*Work instruction*. Copy each line of the data beneath in which the word "Klanttype" appears.

*Data extracts*.
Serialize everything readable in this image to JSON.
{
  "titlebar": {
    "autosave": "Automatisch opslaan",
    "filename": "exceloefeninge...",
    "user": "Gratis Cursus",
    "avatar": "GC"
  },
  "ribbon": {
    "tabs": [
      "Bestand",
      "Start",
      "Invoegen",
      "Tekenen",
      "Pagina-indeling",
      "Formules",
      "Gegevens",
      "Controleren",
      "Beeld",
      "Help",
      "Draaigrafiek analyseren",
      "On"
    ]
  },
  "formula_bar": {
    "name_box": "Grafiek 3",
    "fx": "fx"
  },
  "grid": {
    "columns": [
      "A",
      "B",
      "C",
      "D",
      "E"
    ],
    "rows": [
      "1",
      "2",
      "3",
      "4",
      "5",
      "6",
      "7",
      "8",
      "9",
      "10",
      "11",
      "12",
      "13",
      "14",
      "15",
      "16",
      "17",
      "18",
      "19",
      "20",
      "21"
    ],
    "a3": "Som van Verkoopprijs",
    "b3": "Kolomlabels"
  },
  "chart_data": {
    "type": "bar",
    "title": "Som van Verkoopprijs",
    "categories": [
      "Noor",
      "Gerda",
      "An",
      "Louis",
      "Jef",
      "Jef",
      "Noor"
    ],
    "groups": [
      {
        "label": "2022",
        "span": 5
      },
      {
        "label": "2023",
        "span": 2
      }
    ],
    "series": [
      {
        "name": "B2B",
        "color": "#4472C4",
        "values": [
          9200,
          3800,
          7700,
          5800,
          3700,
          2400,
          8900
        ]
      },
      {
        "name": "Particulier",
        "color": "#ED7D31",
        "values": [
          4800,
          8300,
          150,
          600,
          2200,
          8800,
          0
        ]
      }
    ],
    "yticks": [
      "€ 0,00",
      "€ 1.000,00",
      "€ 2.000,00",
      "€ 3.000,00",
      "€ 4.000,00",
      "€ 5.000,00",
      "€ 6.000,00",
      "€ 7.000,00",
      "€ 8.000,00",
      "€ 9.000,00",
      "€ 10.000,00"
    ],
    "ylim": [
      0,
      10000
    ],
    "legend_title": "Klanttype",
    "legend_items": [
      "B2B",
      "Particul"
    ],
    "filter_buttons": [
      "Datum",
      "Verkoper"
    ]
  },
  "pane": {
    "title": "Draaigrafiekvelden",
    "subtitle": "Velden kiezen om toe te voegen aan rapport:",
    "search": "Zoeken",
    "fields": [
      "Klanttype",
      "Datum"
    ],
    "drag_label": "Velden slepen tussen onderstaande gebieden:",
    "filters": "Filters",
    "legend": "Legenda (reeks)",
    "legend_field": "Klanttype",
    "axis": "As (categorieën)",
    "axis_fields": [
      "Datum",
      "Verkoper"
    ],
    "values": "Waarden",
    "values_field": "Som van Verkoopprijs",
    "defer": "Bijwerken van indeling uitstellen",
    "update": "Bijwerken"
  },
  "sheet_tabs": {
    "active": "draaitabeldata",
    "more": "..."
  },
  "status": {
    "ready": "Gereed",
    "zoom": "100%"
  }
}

*Task result*.
    "legend_title": "Klanttype",
      "Klanttype",
    "legend_field": "Klanttype",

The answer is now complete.